Records from a collection
##############################

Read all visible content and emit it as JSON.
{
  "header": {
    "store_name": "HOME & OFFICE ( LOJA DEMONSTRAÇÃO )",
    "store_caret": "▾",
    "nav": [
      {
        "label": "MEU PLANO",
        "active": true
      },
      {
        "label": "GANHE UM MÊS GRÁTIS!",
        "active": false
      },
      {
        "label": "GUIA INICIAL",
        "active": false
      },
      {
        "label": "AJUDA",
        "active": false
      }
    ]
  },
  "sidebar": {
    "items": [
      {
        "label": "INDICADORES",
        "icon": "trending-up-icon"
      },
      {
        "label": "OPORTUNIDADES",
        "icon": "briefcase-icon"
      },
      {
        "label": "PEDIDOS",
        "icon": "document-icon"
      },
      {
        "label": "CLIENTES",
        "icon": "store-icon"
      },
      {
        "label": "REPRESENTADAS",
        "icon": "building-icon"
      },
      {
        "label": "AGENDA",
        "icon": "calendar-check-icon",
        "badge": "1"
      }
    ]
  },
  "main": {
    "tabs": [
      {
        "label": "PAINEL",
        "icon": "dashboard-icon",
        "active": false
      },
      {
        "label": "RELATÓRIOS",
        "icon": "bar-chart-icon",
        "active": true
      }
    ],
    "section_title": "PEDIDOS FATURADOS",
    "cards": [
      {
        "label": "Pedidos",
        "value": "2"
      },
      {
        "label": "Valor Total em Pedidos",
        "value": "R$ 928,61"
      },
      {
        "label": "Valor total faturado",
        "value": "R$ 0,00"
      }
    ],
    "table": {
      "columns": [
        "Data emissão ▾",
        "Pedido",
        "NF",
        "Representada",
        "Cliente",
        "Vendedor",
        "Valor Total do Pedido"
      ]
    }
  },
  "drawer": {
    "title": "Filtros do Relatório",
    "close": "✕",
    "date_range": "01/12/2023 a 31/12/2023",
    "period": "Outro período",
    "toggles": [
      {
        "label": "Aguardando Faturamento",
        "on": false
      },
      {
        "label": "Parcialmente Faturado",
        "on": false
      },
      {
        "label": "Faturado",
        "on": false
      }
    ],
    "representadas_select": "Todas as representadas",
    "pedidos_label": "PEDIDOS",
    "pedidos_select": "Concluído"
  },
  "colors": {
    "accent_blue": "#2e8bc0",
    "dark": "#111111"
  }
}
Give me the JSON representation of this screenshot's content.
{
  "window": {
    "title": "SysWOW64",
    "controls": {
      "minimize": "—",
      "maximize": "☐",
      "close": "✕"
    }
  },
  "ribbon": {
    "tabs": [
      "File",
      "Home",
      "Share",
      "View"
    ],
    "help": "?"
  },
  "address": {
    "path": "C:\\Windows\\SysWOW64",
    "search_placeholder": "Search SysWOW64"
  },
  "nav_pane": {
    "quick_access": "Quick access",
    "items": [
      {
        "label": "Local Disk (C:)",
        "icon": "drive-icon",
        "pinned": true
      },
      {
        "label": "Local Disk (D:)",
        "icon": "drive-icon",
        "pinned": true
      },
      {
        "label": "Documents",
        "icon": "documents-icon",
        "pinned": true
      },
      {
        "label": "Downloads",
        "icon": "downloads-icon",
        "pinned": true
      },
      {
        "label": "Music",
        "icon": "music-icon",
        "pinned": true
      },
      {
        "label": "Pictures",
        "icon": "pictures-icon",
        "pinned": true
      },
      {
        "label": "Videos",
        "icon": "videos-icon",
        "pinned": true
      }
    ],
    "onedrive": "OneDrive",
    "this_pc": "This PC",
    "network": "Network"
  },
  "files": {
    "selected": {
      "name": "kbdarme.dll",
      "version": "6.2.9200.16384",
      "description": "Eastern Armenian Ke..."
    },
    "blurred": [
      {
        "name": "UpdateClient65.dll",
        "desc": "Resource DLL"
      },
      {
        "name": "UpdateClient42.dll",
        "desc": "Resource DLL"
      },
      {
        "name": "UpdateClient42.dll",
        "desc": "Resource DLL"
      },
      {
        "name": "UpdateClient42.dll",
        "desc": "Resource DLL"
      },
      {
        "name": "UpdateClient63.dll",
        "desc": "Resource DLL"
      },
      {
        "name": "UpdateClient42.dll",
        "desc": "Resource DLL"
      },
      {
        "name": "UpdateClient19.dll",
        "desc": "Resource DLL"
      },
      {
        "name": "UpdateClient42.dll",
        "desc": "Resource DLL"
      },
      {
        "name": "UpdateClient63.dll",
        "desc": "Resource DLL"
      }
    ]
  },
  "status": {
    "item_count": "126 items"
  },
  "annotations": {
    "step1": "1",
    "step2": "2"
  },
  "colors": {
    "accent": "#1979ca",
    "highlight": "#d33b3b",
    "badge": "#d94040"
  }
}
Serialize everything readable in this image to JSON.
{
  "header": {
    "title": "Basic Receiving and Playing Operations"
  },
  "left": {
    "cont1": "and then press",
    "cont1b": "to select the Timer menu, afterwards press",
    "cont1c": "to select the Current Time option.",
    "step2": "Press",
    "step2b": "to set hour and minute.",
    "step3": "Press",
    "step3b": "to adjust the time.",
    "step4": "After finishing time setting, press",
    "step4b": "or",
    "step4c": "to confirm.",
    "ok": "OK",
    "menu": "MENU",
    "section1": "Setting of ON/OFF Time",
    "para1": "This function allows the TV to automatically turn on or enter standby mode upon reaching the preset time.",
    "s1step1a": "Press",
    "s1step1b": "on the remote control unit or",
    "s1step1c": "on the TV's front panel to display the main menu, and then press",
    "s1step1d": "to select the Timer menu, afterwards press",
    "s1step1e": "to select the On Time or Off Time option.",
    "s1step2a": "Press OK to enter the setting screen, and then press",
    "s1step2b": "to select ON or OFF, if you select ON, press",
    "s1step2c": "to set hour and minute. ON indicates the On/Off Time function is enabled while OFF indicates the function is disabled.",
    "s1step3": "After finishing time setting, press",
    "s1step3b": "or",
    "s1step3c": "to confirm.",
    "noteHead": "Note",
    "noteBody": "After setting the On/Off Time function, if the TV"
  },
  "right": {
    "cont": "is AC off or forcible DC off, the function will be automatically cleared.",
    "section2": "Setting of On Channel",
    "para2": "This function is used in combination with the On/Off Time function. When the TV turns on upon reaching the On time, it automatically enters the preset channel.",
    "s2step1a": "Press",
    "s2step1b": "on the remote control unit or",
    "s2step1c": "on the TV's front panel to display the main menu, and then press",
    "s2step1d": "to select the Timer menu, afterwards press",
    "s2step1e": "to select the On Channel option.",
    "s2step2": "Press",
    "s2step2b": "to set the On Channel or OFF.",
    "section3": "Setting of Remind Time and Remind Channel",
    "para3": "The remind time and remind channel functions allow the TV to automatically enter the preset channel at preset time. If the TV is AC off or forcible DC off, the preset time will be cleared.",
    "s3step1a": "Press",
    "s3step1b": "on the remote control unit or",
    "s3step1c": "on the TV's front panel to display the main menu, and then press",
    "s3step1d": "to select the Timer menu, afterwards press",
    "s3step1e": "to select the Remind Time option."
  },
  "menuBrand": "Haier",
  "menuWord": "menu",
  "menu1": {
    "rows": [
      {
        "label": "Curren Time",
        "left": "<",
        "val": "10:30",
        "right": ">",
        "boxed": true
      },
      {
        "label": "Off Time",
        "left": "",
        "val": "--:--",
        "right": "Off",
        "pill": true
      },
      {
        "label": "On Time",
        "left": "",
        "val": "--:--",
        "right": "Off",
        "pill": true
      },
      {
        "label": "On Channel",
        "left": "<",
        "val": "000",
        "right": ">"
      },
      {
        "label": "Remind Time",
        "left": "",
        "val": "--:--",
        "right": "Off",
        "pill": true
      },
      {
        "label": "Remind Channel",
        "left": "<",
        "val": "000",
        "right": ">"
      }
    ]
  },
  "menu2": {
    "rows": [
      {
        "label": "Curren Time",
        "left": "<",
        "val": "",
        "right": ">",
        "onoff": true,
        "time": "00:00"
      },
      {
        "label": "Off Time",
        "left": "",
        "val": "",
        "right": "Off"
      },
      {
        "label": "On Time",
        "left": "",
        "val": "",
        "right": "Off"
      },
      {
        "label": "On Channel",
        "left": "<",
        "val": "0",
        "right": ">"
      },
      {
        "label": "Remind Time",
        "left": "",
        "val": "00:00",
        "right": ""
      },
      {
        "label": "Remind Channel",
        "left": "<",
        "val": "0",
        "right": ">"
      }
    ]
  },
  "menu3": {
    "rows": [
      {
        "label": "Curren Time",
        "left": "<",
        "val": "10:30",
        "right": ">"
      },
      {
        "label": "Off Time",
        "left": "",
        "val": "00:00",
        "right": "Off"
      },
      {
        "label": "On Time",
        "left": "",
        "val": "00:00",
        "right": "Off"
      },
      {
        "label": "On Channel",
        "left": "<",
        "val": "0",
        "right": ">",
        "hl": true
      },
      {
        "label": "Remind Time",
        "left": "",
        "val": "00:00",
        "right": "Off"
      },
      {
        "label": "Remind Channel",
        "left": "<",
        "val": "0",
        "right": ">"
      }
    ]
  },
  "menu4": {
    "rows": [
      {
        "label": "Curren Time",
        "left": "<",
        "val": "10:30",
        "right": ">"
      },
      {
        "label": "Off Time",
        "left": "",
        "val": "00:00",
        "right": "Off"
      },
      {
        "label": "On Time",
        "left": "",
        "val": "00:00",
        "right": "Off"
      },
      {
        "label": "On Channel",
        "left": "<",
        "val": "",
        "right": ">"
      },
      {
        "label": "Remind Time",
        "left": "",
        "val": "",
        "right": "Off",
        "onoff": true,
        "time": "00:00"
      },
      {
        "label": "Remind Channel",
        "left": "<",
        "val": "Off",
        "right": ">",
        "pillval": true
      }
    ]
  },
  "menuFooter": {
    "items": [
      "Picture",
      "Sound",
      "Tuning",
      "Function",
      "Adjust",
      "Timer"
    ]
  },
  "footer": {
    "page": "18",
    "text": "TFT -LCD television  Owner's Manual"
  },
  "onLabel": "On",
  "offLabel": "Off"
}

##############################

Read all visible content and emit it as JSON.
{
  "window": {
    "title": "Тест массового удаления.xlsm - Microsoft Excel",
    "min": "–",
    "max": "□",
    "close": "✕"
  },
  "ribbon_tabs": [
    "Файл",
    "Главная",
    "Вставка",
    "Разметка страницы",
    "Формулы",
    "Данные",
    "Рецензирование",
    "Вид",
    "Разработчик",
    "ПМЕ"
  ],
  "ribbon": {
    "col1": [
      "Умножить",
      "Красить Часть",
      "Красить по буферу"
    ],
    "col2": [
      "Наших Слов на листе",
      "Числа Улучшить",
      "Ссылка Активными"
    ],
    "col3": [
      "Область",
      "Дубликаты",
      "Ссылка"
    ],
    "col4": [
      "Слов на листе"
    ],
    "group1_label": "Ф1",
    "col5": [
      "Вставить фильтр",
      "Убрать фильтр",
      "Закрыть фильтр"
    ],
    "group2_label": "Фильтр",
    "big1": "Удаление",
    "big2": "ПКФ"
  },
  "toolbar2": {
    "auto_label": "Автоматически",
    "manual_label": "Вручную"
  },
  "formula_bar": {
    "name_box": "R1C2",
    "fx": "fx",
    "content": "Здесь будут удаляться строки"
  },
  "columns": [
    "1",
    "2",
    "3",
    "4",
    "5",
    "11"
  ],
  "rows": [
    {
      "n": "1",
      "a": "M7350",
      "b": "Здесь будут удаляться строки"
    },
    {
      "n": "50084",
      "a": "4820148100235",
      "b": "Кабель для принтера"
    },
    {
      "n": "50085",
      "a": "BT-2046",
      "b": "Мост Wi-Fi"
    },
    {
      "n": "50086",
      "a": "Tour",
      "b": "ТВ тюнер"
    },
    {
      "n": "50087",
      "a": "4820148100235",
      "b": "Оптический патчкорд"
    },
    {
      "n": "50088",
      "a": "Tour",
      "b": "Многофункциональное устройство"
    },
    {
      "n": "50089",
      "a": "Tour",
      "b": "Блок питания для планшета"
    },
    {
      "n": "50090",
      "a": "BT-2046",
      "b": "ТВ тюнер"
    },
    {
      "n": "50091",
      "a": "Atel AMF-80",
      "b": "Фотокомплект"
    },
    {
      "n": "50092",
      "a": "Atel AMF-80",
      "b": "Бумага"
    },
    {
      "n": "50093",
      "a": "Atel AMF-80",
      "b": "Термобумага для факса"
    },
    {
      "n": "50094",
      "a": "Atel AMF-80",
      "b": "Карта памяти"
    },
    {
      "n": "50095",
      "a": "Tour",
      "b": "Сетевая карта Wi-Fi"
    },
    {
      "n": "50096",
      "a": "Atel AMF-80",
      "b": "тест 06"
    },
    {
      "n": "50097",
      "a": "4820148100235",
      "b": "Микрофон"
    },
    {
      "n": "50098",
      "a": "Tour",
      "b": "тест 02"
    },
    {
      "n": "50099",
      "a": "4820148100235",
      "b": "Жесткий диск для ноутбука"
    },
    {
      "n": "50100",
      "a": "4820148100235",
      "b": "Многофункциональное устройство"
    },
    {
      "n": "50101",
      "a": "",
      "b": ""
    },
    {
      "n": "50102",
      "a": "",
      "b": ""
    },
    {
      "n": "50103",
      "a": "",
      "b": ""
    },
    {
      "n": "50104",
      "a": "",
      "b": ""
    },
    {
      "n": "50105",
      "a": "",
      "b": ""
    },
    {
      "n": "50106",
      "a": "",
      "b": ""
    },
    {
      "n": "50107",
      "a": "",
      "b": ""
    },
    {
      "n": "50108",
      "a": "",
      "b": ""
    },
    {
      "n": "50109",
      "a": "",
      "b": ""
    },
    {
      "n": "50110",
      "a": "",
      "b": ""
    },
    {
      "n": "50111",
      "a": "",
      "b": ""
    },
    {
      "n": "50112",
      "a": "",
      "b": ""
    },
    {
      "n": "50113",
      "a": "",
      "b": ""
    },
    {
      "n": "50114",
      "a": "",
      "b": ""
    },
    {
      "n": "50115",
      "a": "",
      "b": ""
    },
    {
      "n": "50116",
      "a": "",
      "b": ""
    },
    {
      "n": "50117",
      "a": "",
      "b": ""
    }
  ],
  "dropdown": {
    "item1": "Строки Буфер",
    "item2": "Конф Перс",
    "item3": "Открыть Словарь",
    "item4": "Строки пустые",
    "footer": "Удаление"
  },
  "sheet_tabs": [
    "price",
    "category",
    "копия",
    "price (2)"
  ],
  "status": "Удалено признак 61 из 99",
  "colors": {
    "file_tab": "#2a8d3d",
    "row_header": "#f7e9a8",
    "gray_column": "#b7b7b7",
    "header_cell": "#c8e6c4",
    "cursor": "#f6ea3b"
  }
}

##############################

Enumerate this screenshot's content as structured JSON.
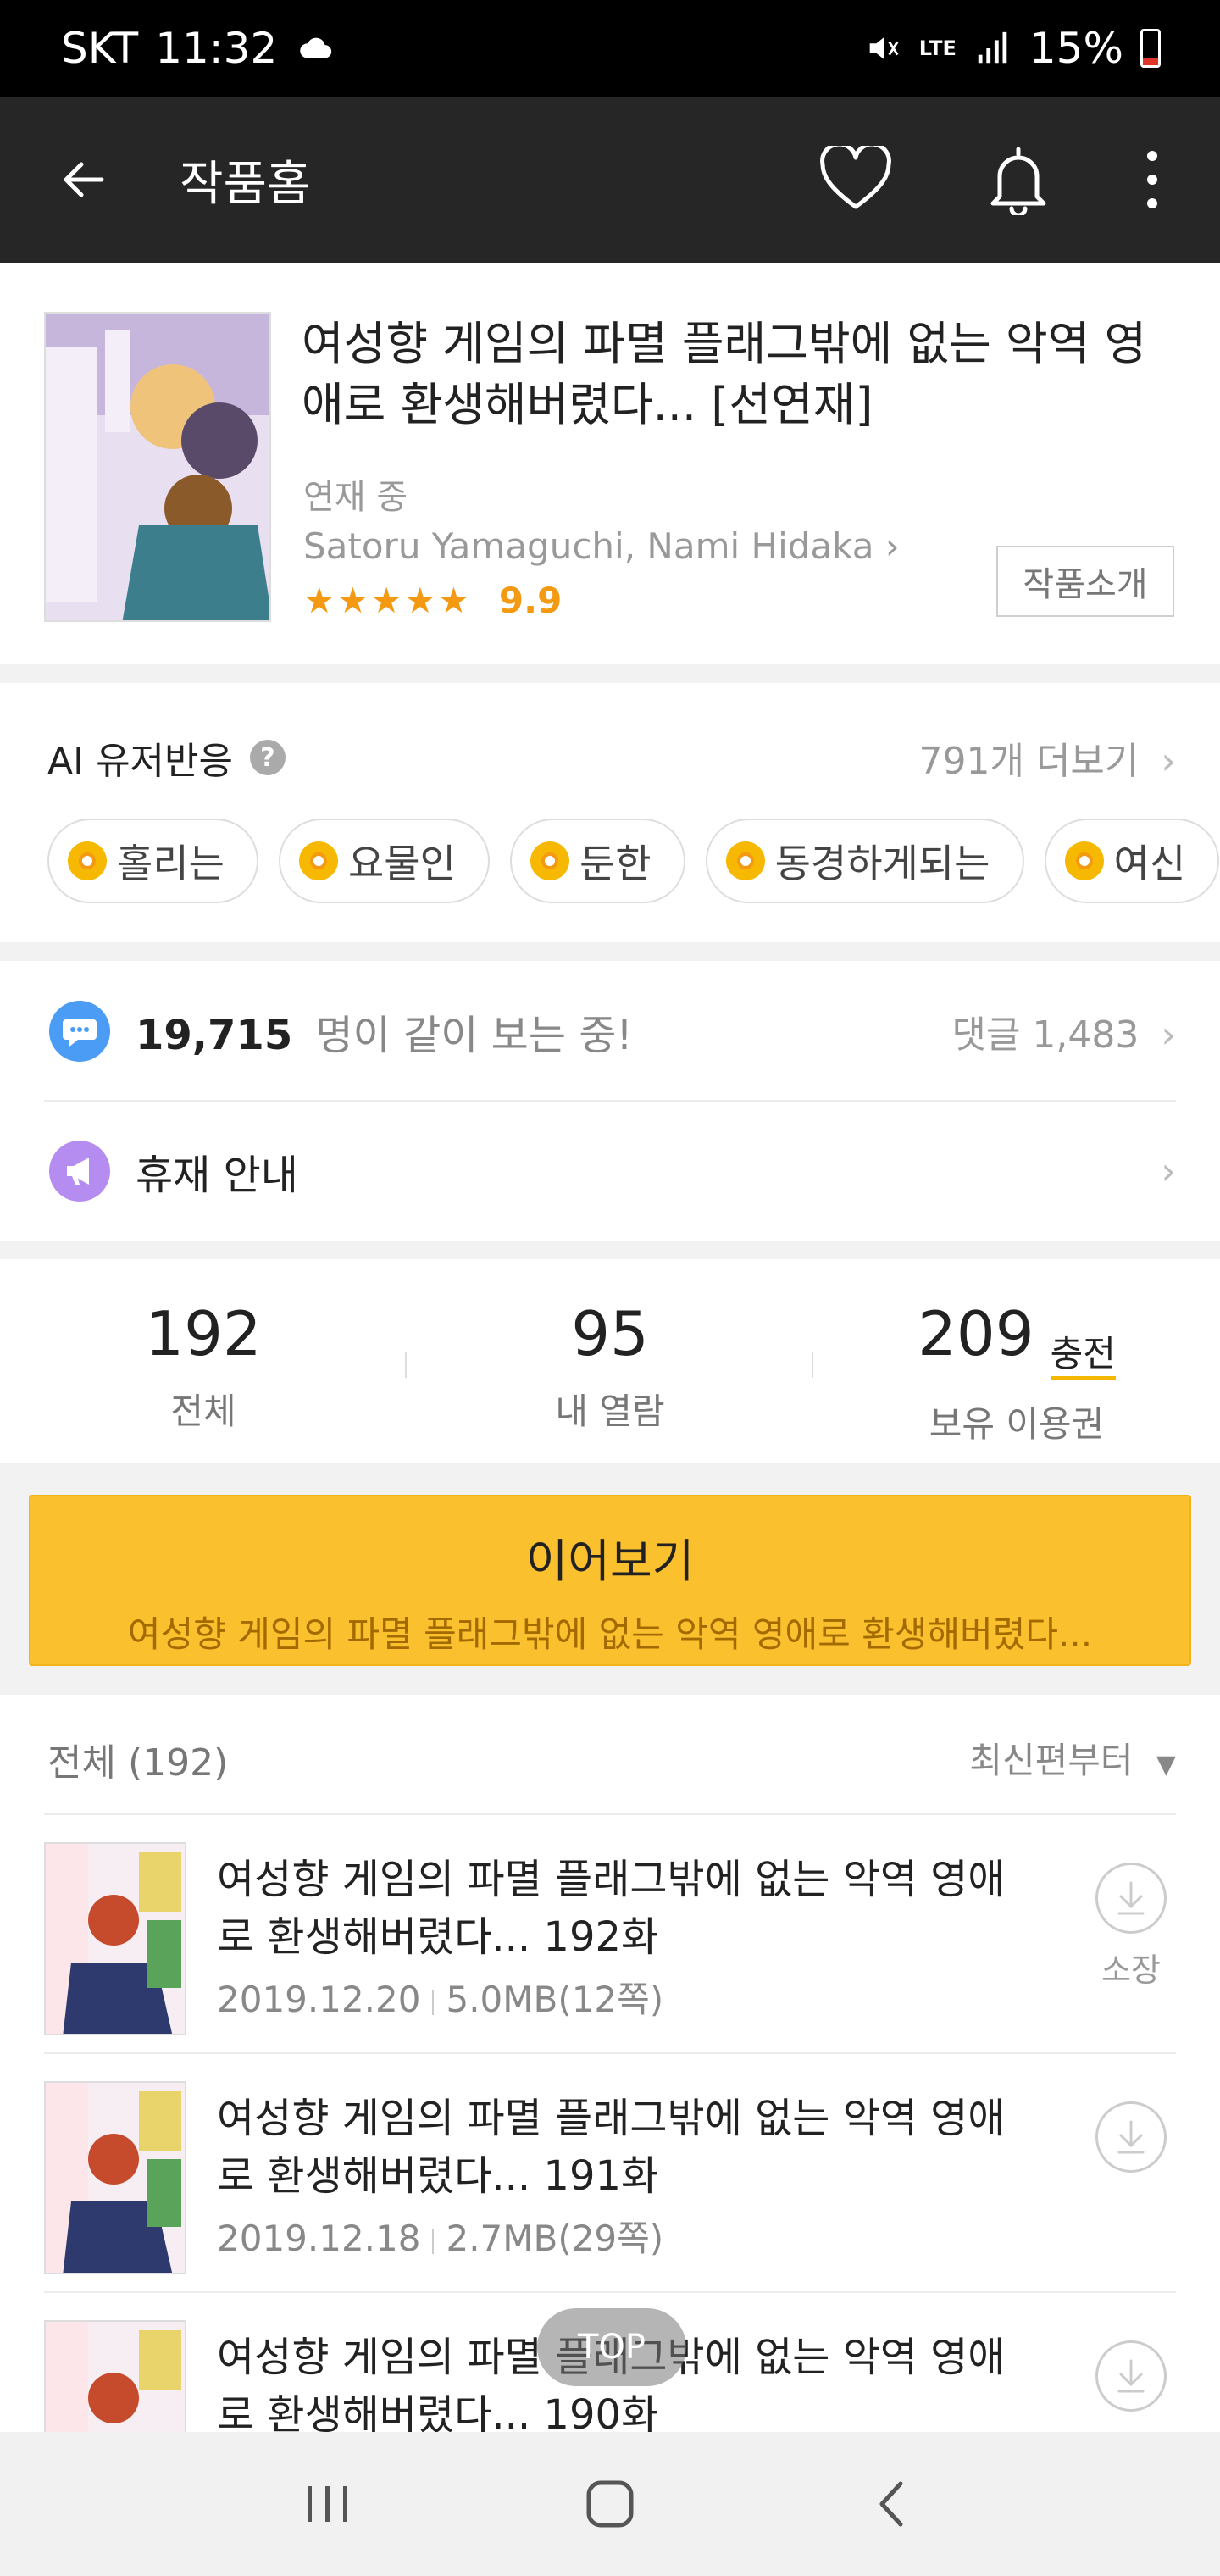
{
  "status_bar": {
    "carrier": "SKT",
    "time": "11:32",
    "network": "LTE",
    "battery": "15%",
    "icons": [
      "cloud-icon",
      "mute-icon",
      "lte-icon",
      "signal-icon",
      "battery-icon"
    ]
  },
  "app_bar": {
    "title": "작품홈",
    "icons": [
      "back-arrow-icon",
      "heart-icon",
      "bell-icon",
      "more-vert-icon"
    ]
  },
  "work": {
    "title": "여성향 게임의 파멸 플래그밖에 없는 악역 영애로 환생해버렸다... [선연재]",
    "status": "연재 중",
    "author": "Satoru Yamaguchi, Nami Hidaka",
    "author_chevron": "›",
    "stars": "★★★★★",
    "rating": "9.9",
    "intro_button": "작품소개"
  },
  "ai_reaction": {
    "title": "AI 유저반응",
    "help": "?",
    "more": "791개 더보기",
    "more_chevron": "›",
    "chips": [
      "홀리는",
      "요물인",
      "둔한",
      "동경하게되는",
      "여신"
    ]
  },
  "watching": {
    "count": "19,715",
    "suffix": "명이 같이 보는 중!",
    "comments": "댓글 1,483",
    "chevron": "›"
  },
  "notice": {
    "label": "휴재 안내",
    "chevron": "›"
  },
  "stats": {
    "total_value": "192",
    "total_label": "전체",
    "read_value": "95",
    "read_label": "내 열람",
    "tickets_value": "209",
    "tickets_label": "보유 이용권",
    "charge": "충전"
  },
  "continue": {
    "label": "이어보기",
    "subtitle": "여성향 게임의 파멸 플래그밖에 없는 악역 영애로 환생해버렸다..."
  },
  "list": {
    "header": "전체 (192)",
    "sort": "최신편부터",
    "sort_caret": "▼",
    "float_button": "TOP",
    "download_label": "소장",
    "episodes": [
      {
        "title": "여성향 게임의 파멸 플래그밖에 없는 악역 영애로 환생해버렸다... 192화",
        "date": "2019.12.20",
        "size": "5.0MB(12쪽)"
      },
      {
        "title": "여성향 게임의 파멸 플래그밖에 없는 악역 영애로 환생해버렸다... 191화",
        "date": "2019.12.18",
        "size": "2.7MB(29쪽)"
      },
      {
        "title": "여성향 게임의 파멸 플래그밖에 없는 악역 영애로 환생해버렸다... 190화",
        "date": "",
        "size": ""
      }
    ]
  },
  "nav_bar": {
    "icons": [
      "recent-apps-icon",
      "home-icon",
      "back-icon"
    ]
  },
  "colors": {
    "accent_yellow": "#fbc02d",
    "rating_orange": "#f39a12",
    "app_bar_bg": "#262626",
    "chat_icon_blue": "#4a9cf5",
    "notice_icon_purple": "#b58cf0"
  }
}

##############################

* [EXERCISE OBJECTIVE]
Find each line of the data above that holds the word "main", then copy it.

* [SOLUTION TO THIS PROBLEM]
  "main": {
    "s1step1c": "on the TV's front panel to display the main menu, and then press",
    "s2step1c": "on the TV's front panel to display the main menu, and then press",
    "s3step1c": "on the TV's front panel to display the main menu, and then press",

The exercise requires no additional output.